- Reuse the same pan when you can. This is pretty easy to do if you are cleaning up as you go along. I don’t have a bunch of pans. I got rid of most of mine when we downsized. I have a large sauté pan that has multiple purposes, a couple of nonstick frying pans, one very small pot, two other medium sized pots, and a soup pot. I also have an electric steamer, rice cooker, and crock pot. That’s it. As I use a pot or pan I will let it cool down a bit (usually) and wash it. That way I can use it again if I need it – and if I don’t, that’s one less item to wash when I am finished.
- Have a place for everything. Again, organization in a tiny kitchen will save your sanity! Have a place for everything and as soon as you use it, put it up. When I am finished cooking, there is nothing left on the counter except for the pot, pan, or crock pot. As I finish with something I put it away. If it is a pot, pan, or utensil, I wash it, dry it, and put it away. You might have to make yourself do it at first, but soon it will become second nature. You will also find that you automatically go to the things you need without even thinking because you put things back in the exact same place every single time.
- Slow down and enjoy the process of your culinary creation. Cooking is an activity to be enjoyed. It is an art but it’s also a science.
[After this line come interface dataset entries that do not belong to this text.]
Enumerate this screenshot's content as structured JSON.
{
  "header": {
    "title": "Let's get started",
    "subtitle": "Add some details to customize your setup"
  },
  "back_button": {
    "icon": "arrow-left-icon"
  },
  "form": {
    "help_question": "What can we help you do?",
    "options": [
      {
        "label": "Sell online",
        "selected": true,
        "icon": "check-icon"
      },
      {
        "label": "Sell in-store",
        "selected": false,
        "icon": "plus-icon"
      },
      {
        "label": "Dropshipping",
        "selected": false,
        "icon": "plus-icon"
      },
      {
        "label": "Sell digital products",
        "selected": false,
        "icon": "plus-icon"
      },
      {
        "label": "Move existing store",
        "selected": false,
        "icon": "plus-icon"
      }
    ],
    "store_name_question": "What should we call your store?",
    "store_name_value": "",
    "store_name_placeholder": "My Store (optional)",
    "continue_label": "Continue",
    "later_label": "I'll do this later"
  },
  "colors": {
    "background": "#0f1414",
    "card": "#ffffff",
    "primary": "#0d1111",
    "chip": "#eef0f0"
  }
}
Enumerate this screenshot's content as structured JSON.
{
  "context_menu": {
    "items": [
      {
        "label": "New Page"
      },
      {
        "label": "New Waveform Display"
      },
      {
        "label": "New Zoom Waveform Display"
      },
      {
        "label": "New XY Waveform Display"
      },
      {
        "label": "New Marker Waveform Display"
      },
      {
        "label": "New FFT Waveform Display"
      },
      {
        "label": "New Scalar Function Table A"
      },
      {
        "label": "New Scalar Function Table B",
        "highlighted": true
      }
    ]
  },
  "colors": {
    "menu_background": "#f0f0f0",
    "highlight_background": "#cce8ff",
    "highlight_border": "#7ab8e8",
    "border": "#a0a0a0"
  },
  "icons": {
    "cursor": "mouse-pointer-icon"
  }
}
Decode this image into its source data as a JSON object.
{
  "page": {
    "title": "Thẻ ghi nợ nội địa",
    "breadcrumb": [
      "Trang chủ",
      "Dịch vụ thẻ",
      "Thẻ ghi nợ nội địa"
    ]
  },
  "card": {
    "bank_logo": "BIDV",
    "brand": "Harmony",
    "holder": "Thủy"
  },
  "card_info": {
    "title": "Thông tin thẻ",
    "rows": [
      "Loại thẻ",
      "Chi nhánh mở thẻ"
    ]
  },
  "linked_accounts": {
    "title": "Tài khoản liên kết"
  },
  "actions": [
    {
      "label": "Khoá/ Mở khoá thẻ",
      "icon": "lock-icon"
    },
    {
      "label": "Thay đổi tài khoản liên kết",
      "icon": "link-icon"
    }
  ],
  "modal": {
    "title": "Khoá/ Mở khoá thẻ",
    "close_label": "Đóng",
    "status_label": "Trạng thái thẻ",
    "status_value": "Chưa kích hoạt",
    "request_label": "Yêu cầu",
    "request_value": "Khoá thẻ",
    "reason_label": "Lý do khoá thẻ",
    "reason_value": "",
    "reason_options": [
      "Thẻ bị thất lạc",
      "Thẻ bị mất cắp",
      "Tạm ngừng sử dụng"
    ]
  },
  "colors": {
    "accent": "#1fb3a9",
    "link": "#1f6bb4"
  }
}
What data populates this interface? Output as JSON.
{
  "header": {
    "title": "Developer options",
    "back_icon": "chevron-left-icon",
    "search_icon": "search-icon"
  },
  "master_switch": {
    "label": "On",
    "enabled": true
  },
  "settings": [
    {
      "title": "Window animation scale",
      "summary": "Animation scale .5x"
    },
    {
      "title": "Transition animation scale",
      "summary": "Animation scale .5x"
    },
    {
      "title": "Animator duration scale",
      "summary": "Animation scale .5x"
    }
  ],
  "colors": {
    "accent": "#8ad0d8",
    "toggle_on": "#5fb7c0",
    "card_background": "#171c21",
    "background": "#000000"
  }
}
Cooking in an RV kitchen might be a challenge at first, but if you cultivate these habits you will find that tiny kitchen cooking is indeed a pleasure. So, take your time, enjoy the experience, and taste often.